Bible Stories vs. The Story of the Bible
A couple of months ago, my associate pastor, Joe Iovino, and I were invited to a rollout event for the new miniseries “The Bible” on History Channel which premiered this week. On first glance, the series didn’t look like the usual Christian-y kind of film with cheesy production values, lousy acting, and simplistic theology. We left the event with high hopes that this could be something we’d be excited to use as a teaching tool in the church, particularly for those who are more visual learners.
After watching the first episode of The Bible on History Channel, however, I have to admit that it’s really a mixed bag that leaves me somewhat disappointed (Note: as a historian, I am usually disappointed in historical dramas. My nitpicking drives my family nuts!) The production values for the series are ok, the acting is a little better than your typical biblical film, and no film or series can fully capture every story and nuance in the biblical text (unless, of course, it was written by biblical historians–in which case the movie would take as long to watch as the Bible’s own 3,000 year time line!). The main problem, as I see it, is that this “epic miniseries” suffers from the same problem that most people have when they read the Bible itself–the problem of reading Bible stories instead of reading the story of the Bible.
Producers Mark Burnett (Survivor) and Roma Downey (Touched By an Angel), we learned at the promotional event, engaged this project as a nod toward the evangelical Christian market (note the vigorous ad campaign in Christian publications) who will certainly make up most of the viewing audience and purchase the immediately available DVD set as soon as it hits the stores. Given that it’s being aired on the History Channel, one would also expect to focus on the more “exciting” parts of the narrative–the parts where swords and plagues are most prominent. The resulting mix (at least so far) is that we don’t really get the story of the Bible as much as we get a loosely connected set of Bible stories–kind of like Vacation Bible School with better special effects.
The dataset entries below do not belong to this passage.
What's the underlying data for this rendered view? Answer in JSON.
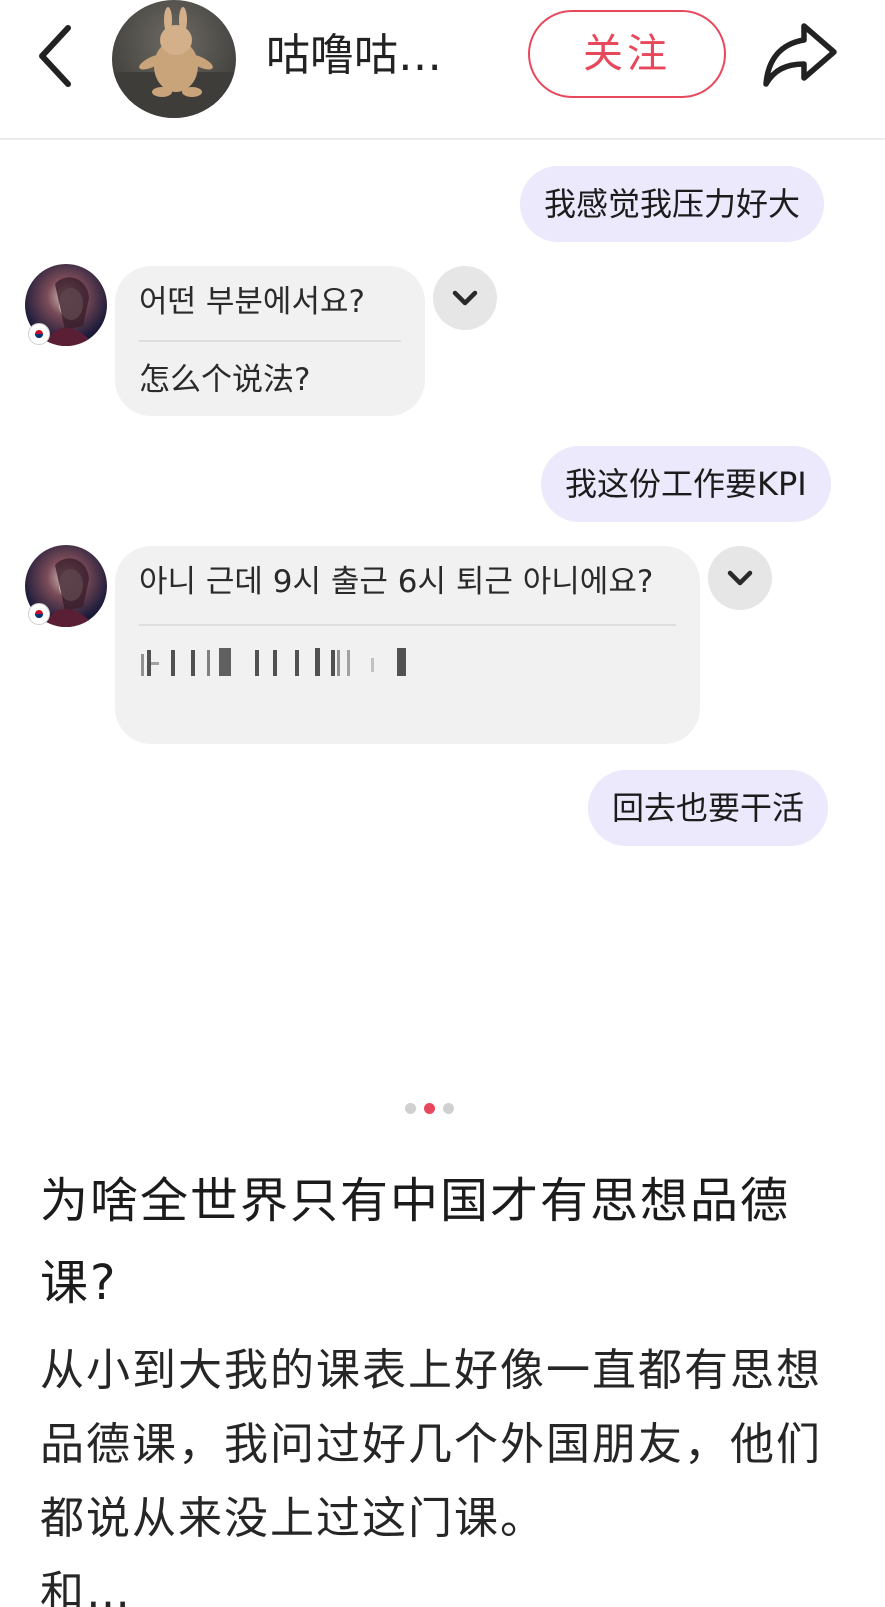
{
  "header": {
    "username": "咕噜咕…",
    "follow_label": "关注",
    "back_icon": "chevron-left-icon",
    "share_icon": "share-arrow-icon",
    "accent_color": "#e8485c"
  },
  "chat": {
    "messages": [
      {
        "side": "sent",
        "text": "我感觉我压力好大"
      },
      {
        "side": "received",
        "text": "어떤 부분에서요?",
        "translation": "怎么个说法?"
      },
      {
        "side": "sent",
        "text": "我这份工作要KPI"
      },
      {
        "side": "received",
        "text": "아니 근데 9시 출근 6시 퇴근 아니에요?",
        "translation": ""
      },
      {
        "side": "sent",
        "text": "回去也要干活"
      }
    ],
    "sent_bubble_color": "#ebe9fb",
    "received_bubble_color": "#f1f1f1"
  },
  "pager": {
    "count": 3,
    "active_index": 1
  },
  "post": {
    "title": "为啥全世界只有中国才有思想品德课?",
    "body": "从小到大我的课表上好像一直都有思想品德课，我问过好几个外国朋友，他们都说从来没上过这门课。",
    "body_cut": "和…"
  }
}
A look at the first episode plays this out. The story goes from Adam and Eve (who are both cast as ontological eye candy) to Noah and the flood to Abraham (whose angel visitors wind up being divine ninjas who take out some of the evil Sodomites and Gomorrans with double-bladed martial arts moves) to Moses (nasty plagues and giving the Egyptian army a bath) to Joshua and the conquest of Jericho (the spies going into the city are also Israelite ninjas–is there a secret ninja school we have yet to find out about from the Dead Sea Scrolls?). All of this makes for entertaining television, but the parts that the series skips are actually critically important for the whole biblical story. There’s nothing about Jacob and the identity of Israel and the twelve tribes; nothing about Joseph and the reconciliation that foreshadows what God is doing throughout the Bible; absolutely nothing about Israel struggling in the desert with sin and trying to obey the covenant God has given them. Moses doesn’t argue with God at the burning bush (making him seem more iconic than human), Jacob doesn’t wrestle with God at the riverside, etc., etc. It’s those spaces in between that actually flesh out the story of Scripture and give us the meaning of the text–how God launches the project of redeeming the world through Israel and the thread of covenant that runs through the whole Bible.
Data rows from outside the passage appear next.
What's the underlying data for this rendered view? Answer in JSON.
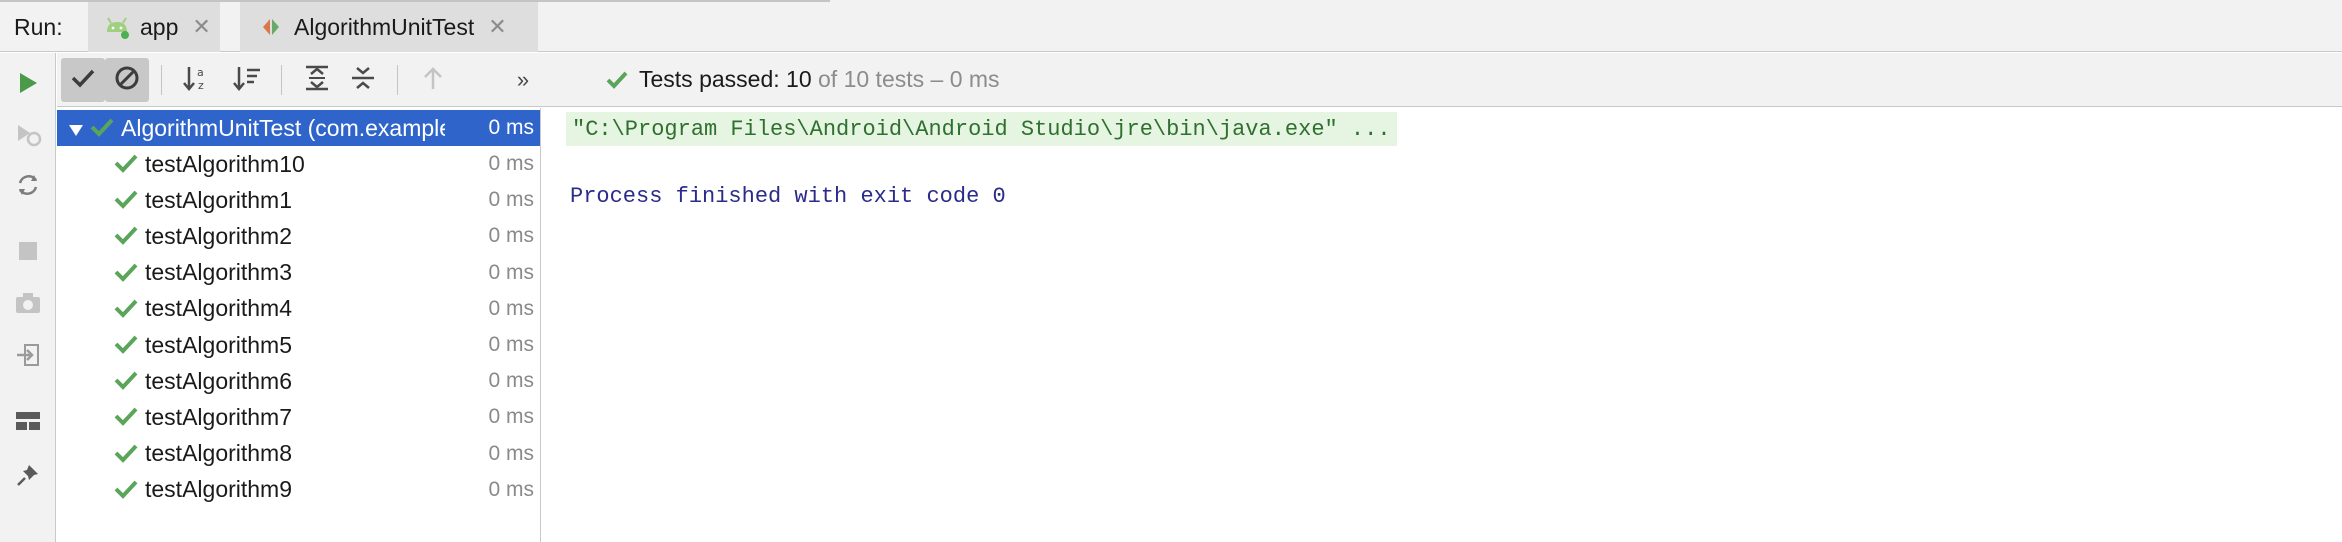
{
  "run_label": "Run:",
  "tabs": [
    {
      "label": "app",
      "icon": "android-icon",
      "close": "✕"
    },
    {
      "label": "AlgorithmUnitTest",
      "icon": "test-diamond-icon",
      "close": "✕"
    }
  ],
  "toolbar": {
    "more": "»"
  },
  "status": {
    "prefix": "Tests passed: ",
    "passed": "10",
    "suffix": " of 10 tests – 0 ms"
  },
  "tree": {
    "root": {
      "name": "AlgorithmUnitTest (com.example",
      "duration": "0 ms"
    },
    "tests": [
      {
        "name": "testAlgorithm10",
        "duration": "0 ms"
      },
      {
        "name": "testAlgorithm1",
        "duration": "0 ms"
      },
      {
        "name": "testAlgorithm2",
        "duration": "0 ms"
      },
      {
        "name": "testAlgorithm3",
        "duration": "0 ms"
      },
      {
        "name": "testAlgorithm4",
        "duration": "0 ms"
      },
      {
        "name": "testAlgorithm5",
        "duration": "0 ms"
      },
      {
        "name": "testAlgorithm6",
        "duration": "0 ms"
      },
      {
        "name": "testAlgorithm7",
        "duration": "0 ms"
      },
      {
        "name": "testAlgorithm8",
        "duration": "0 ms"
      },
      {
        "name": "testAlgorithm9",
        "duration": "0 ms"
      }
    ]
  },
  "console": {
    "command": "\"C:\\Program Files\\Android\\Android Studio\\jre\\bin\\java.exe\" ...",
    "exit": "Process finished with exit code 0"
  },
  "colors": {
    "pass_green": "#5aa55a",
    "selection_blue": "#2f65ca",
    "command_bg": "#e6f5e1",
    "exit_text": "#2b2b8a"
  }
}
The Bible is written as a library of books that, taken together, constitute one metanarrative: the story of Israel which climaxes in the story of Jesus, whose life, death, and resurrection inaugurate the already-and-not-yet inbreaking of God’s rule and reign on the earth. It’s the theology of the Bible that runs through the narrative like a thread and keeps the disconnected stories from simply devolving into a series of interesting moral tales (which is the way most of us learned it in Sunday School). In that sense, The Bible miniseries feels to me a bit like a high tech version of the old flannelgraphs that my Sunday School teachers used to tell us Bible stories when I was a kid. It wasn’t until I went to seminary that I learned how all those stories fit together into one story. Some would argue that the miniseries at least gets people started somewhere. I get that, but I also think that until you have begun to understand the story as a whole, you’ll never make sense of the sum of its parts and you’ll be liable to evoke some really truncated biblical theology along the way.
Having said that, I still think there is some value to watching the series. It will be interesting to see how it unfolds and it’s always fun to visualize things in a new way. Always keep in mind as you watch, however, that The Bible’s whole story is much more interesting when you live according to the impact whole story rather than being entertained by it!
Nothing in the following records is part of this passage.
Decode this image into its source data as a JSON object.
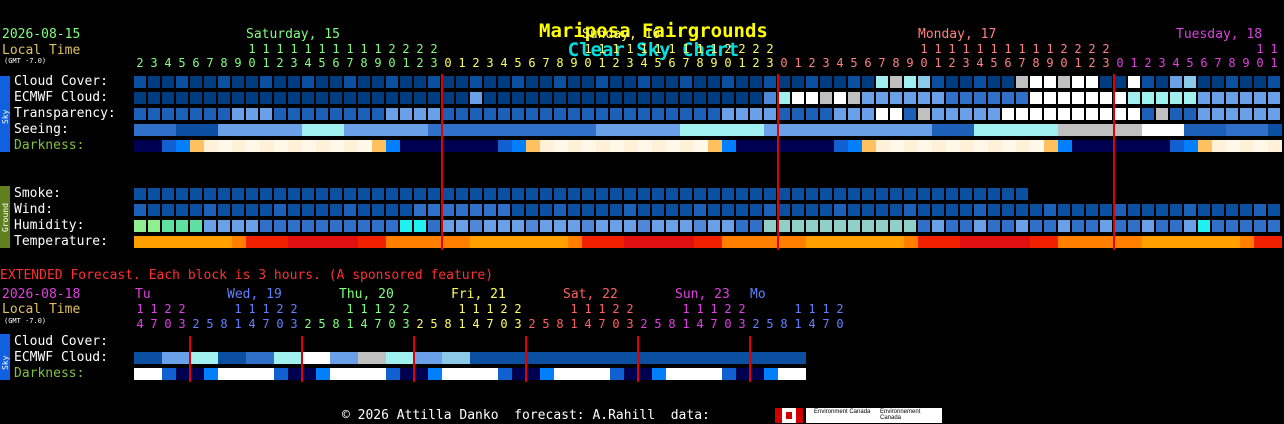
{
  "title": {
    "site": "Mariposa Fairgrounds",
    "chart": "Clear Sky Chart"
  },
  "header": {
    "date": "2026-08-15",
    "local_time_label": "Local Time",
    "gmt_label": "(GMT -7.0)",
    "days": [
      {
        "label": "Saturday, 15",
        "color": "#80ff80"
      },
      {
        "label": "Sunday, 16",
        "color": "#ffff60"
      },
      {
        "label": "Monday, 17",
        "color": "#ff8080"
      },
      {
        "label": "Tuesday, 18",
        "color": "#e040e0"
      }
    ],
    "hours": [
      "2",
      "3",
      "4",
      "5",
      "6",
      "7",
      "8",
      "9",
      "10",
      "11",
      "12",
      "13",
      "14",
      "15",
      "16",
      "17",
      "18",
      "19",
      "20",
      "21",
      "22",
      "23",
      "0",
      "1",
      "2",
      "3",
      "4",
      "5",
      "6",
      "7",
      "8",
      "9",
      "10",
      "11",
      "12",
      "13",
      "14",
      "15",
      "16",
      "17",
      "18",
      "19",
      "20",
      "21",
      "22",
      "23",
      "0",
      "1",
      "2",
      "3",
      "4",
      "5",
      "6",
      "7",
      "8",
      "9",
      "10",
      "11",
      "12",
      "13",
      "14",
      "15",
      "16",
      "17",
      "18",
      "19",
      "20",
      "21",
      "22",
      "23",
      "0",
      "1",
      "2",
      "3",
      "4",
      "5",
      "6",
      "7",
      "8",
      "9",
      "10",
      "11"
    ]
  },
  "sky_tab": "Sky",
  "ground_tab": "Ground",
  "rows": {
    "cloud": "Cloud Cover:",
    "ecmwf": "ECMWF Cloud:",
    "transparency": "Transparency:",
    "seeing": "Seeing:",
    "darkness": "Darkness:",
    "smoke": "Smoke:",
    "wind": "Wind:",
    "humidity": "Humidity:",
    "temperature": "Temperature:"
  },
  "extended": {
    "note": "EXTENDED Forecast. Each block is 3 hours. (A sponsored feature)",
    "date": "2026-08-18",
    "local_time_label": "Local Time",
    "gmt_label": "(GMT -7.0)",
    "days": [
      {
        "label": "Tu",
        "color": "#e040e0"
      },
      {
        "label": "Wed, 19",
        "color": "#6080ff"
      },
      {
        "label": "Thu, 20",
        "color": "#80ff80"
      },
      {
        "label": "Fri, 21",
        "color": "#ffff60"
      },
      {
        "label": "Sat, 22",
        "color": "#ff6060"
      },
      {
        "label": "Sun, 23",
        "color": "#e040e0"
      },
      {
        "label": "Mo",
        "color": "#6080ff"
      }
    ],
    "hours": [
      "14",
      "17",
      "20",
      "23",
      "2",
      "5",
      "8",
      "11",
      "14",
      "17",
      "20",
      "23",
      "2",
      "5",
      "8",
      "11",
      "14",
      "17",
      "20",
      "23",
      "2",
      "5",
      "8",
      "11",
      "14",
      "17",
      "20",
      "23",
      "2",
      "5",
      "8",
      "11",
      "14",
      "17",
      "20",
      "23",
      "2",
      "5",
      "8",
      "11",
      "14",
      "17",
      "20",
      "23",
      "2",
      "5",
      "8",
      "11",
      "14",
      "17",
      "20"
    ],
    "rows": {
      "cloud": "Cloud Cover:",
      "ecmwf": "ECMWF Cloud:",
      "darkness": "Darkness:"
    }
  },
  "footer": {
    "text": "© 2026 Attilla Danko  forecast: A.Rahill  data:",
    "logo1": "Environment Canada",
    "logo2": "Environnement Canada"
  },
  "chart_data": {
    "type": "heatmap",
    "title": "Mariposa Fairgrounds Clear Sky Chart",
    "x_hours_start": "2026-08-15 02:00",
    "rows": [
      "Cloud Cover",
      "ECMWF Cloud",
      "Transparency",
      "Seeing",
      "Darkness",
      "Smoke",
      "Wind",
      "Humidity",
      "Temperature"
    ]
  },
  "colors": {
    "title_site": "#ffff00",
    "title_chart": "#00e0e0",
    "accent_green": "#80ff80",
    "accent_yellow": "#e0c060",
    "midnight_line": "#e00000",
    "extended_note": "#ff3030"
  }
}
(P.S. One of my professors at Asbury, Dr. Lawson Stone, has written a much more comprehensive critique on his Seedbed blog. I think his insights are great and the comments he received on the post are also revealing!).